As long as Max Scherzer has about 90 feet and flat ground to work with, the Washington Nationals starting pitcher can remain ready from just about anywhere.
So even as the uncertainty heading into the 2021 season rose as four players tested positive for the coronavirus and seven others were put into close-contact quarantine, Scherzer stayed his usual competitive self, preparing to pitch opening day — whenever that would be.
“I had to be ready to pitch any day,” Scherzer said. “You never know when we were actually going to get cleared to actually play.”
When the Nationals take the field Tuesday for another swing at opening day after their first four games were postponed, they’ll do so with just two team workouts over the last week. They also appear to be without five would-be starters.
But Scherzer is focusing on the positives, and despite adverse circumstances brought on through the pandemic, he sees no reason for excuses.
“Just suck it up and deal with it,” Scherzer said. “You’re constantly having to find your way to get through situations. You can’t cry about situations. Everybody’s dealt a hand and you just gotta play it.”
Washington, it seems, has been dealt an especially tough hand. The team had been set to open the season Thursday against the New York Mets. But the Nationals discovered Wednesday a player tested positive, stemming from a test taken Monday while still in Florida for spring training.
That set off a cascade of contact tracing efforts, especially after three more players returned positive tests. In all, 11 players and two staff members will be away from the ballpark. An exact return date for any of them is hard to pin down.
Pitchers were cleared Saturday night to return individually to Nationals Park to throw bullpen sessions. Scherzer was a step ahead, going to a park on his own to toss a light bullpen on Friday, keeping him in shape to appear Tuesday.
“I was pretty much able to keep my arm where it needs to be,” Scherzer said. “I feel good, I feel ready, just anxious to get pitching. This is going to be fun. Finally get to play the start of our season.”
And Sunday night, manager Dave Martinez held a mandatory workout for all eligible players. That included a full round of batting practice, outfield work and infield drills. The preparation continued Monday with another training session.
The two workouts Sunday and Monday were of paramount concern to general manager Mike Rizzo, who said Sunday he felt his team needed the chance to practice before any games could take place.
“It’s really big. Just get the blood flowing through you, your body and everything,” right fielder Juan Soto said. “Get your muscles started going again, and get ready for the day, to play at least nine innings and be ready for that.”
There were several key absences on the field, though. During infield drills, Trea Turner and Josh Harrison — who were in line to be the starting shortstop and second baseman — weren’t out there.
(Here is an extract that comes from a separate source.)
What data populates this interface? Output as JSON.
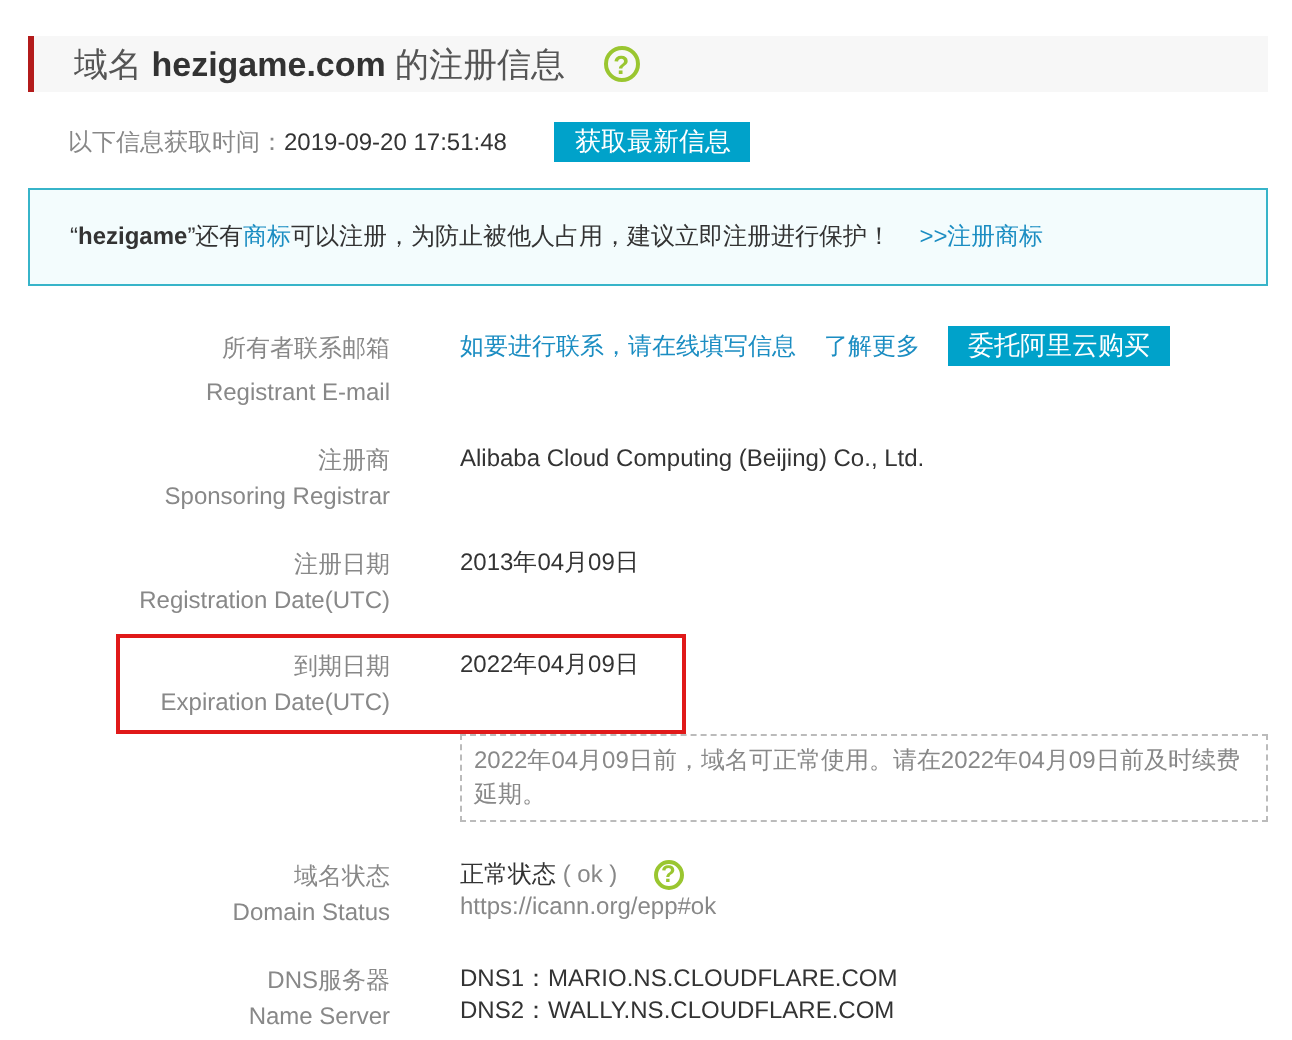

Ryan Zimmerman took reps at first base alone, without Josh Bell with him.
The Nationals can’t comment on who may be on the coronavirus protocol list, and Martinez declined to say whether any players were at the stadium but not on the field during the workout session.
In place of Turner and Harrison stood prospects Carter Kieboom and Luis Garcia at second, and Hernan Perez and Adrian Sanchez at shortstop. Martinez said Garcia would likely start at second base for the opener.
“We’re going to make it work,” Martinez said. “The last two days, I saw a lot of energy in these guys. Especially the young guys. … These guys are going to be ready to play. They’ll step up.”
Elsewhere, left fielder Kyle Schwarber wasn’t spotted in the outfield, and catchers Alex Avila and Yan Gomes weren’t on the field. The Nationals signed veteran catcher Jonathan Lucroy to a minor league contract, and Martinez said he could be catching Scherzer on Tuesday if he passes intake testing. Lucroy has already talked with Scherzer and is studying film of the Braves, just in case he can play.
All of that adds up to create a headache of a situation for Washington — replacing several key players with young replacements while opening the season late with little preparation time.
But to Zimmerman, the potential absences won’t be that big of a deal. Lineups change throughout the season, even if it’s not always this drastic to start off. Nor is the layoff a big deal to Zimmerman, who likened it to the All-Star Break.
“I think it’s just the mental side that we just need to forget about it and go out and play tomorrow,” Zimmerman said. “I don’t think any of us are going to forget how to play in four or five days.”